    Features
    Google Custom SearchThis is feature allows you to search the site. (Privacy Policy)
    Google MapsSome articles have Google Maps embedded in them. (Privacy Policy)
    Google ChartsThis is used to display charts and graphs on articles and the author center. (Privacy Policy)
    Google AdSense Host APIThis service allows you to sign up for or associate a Google AdSense account with HubPages, so that you can earn money from ads on your articles. No data is shared unless you engage with this feature. (Privacy Policy)
    Google YouTubeSome articles have YouTube videos embedded in them. (Privacy Policy)
    VimeoSome articles have Vimeo videos embedded in them. (Privacy Policy)
    PaypalThis is used for a registered author who enrolls in the HubPages Earnings program and requests to be paid via PayPal. No data is shared with Paypal unless you engage with this feature. (Privacy Policy)
    Facebook LoginYou can use this to streamline signing up for, or signing in to your Hubpages account. No data is shared with Facebook unless you engage with this feature. (Privacy Policy)
    MavenThis supports the Maven widget and search functionality. (Privacy Policy)

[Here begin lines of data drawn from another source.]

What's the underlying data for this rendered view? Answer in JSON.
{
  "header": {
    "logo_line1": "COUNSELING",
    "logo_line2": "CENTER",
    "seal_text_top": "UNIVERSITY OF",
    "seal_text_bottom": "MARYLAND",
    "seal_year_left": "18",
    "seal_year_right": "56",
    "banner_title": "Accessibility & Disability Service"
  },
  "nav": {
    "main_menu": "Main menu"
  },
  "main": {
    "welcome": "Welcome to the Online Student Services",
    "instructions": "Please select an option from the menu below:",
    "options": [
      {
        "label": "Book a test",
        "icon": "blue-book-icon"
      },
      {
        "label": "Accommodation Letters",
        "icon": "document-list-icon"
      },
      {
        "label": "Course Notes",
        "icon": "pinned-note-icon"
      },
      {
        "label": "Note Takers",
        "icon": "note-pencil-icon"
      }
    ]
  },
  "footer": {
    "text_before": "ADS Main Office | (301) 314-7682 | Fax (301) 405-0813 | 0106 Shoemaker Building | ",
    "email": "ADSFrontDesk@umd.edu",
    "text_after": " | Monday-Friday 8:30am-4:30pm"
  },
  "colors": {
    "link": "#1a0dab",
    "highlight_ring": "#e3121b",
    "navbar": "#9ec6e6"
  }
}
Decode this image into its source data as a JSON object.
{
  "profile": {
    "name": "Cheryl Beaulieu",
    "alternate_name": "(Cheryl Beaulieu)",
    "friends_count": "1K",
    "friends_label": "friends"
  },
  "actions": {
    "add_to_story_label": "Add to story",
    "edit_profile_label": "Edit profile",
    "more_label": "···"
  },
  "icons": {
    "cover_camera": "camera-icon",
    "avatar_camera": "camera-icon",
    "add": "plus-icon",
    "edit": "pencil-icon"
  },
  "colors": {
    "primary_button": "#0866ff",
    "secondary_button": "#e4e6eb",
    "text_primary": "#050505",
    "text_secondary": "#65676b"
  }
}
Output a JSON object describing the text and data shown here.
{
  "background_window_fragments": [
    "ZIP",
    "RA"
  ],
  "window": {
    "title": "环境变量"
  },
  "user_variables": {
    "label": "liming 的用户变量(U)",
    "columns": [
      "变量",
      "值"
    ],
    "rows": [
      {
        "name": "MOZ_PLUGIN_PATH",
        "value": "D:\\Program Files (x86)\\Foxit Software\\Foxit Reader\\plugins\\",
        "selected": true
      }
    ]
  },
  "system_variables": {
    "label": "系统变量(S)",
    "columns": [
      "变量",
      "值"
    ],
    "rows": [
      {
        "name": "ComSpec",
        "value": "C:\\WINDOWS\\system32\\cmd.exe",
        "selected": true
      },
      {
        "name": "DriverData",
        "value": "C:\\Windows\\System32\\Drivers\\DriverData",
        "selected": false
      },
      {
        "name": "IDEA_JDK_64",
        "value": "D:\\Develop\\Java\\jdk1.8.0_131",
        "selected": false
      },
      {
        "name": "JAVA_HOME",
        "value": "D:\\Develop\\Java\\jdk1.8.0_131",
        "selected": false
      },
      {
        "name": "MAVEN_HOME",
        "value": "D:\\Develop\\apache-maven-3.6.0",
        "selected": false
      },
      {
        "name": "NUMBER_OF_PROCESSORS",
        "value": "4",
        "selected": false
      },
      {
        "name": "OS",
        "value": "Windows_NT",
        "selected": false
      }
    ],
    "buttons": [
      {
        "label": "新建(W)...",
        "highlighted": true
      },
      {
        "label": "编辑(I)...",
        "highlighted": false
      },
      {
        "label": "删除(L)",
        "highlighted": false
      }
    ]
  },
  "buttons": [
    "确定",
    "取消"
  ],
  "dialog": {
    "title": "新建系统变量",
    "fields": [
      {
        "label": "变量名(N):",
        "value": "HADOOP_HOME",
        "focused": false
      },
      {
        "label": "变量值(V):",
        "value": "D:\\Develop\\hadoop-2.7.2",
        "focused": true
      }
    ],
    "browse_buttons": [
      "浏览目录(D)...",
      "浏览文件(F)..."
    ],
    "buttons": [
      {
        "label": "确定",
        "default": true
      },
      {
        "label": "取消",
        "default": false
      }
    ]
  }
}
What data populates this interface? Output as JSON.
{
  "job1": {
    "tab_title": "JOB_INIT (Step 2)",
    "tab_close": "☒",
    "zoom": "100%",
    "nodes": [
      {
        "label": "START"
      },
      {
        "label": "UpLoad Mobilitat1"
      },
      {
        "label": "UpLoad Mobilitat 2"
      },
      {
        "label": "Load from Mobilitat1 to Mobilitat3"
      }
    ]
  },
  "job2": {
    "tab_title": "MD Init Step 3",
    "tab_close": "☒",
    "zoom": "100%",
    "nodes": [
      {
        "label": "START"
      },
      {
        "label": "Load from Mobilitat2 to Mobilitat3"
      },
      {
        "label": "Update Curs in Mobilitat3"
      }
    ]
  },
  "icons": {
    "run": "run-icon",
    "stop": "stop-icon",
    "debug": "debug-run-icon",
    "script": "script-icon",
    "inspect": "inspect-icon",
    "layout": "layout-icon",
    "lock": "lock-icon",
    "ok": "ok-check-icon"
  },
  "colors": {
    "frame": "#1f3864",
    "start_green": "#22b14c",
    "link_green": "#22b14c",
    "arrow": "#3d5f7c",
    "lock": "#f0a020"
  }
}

    Marketing
    Google AdSenseThis is an ad network. (Privacy Policy)
    Google DoubleClickGoogle provides ad serving technology and runs an ad network. (Privacy Policy)
    Index ExchangeThis is an ad network. (Privacy Policy)
    SovrnThis is an ad network. (Privacy Policy)
    Facebook AdsThis is an ad network. (Privacy Policy)
    Amazon Unified Ad MarketplaceThis is an ad network. (Privacy Policy)
    AppNexusThis is an ad network. (Privacy Policy)
    OpenxThis is an ad network. (Privacy Policy)
    Rubicon ProjectThis is an ad network. (Privacy Policy)
    TripleLiftThis is an ad network. (Privacy Policy)
    Say MediaWe partner with Say Media to deliver ad campaigns on our sites. (Privacy Policy)
    Remarketing PixelsWe may use remarketing pixels from advertising networks such as Google AdWords, Bing Ads, and Facebook in order to advertise the HubPages Service to people that have visited our sites.
    Conversion Tracking PixelsWe may use conversion tracking pixels from advertising networks such as Google AdWords, Bing Ads, and Facebook in order to identify when an advertisement has successfully resulted in the desired action, such as signing up for the HubPages Service or publishing an article on the HubPages Service.
    Statistics
    Author Google AnalyticsThis is used to provide traffic data and reports to the authors of articles on the HubPages Service. (Privacy Policy)
    ComscoreComScore is a media measurement and analytics company providing marketing data and analytics to enterprises, media and advertising agencies, and publishers. Non-consent will result in ComScore only processing obfuscated personal data. (Privacy Policy)
    Amazon Tracking PixelSome articles display amazon products as part of the Amazon Affiliate program, this pixel provides traffic statistics for those products (Privacy Policy)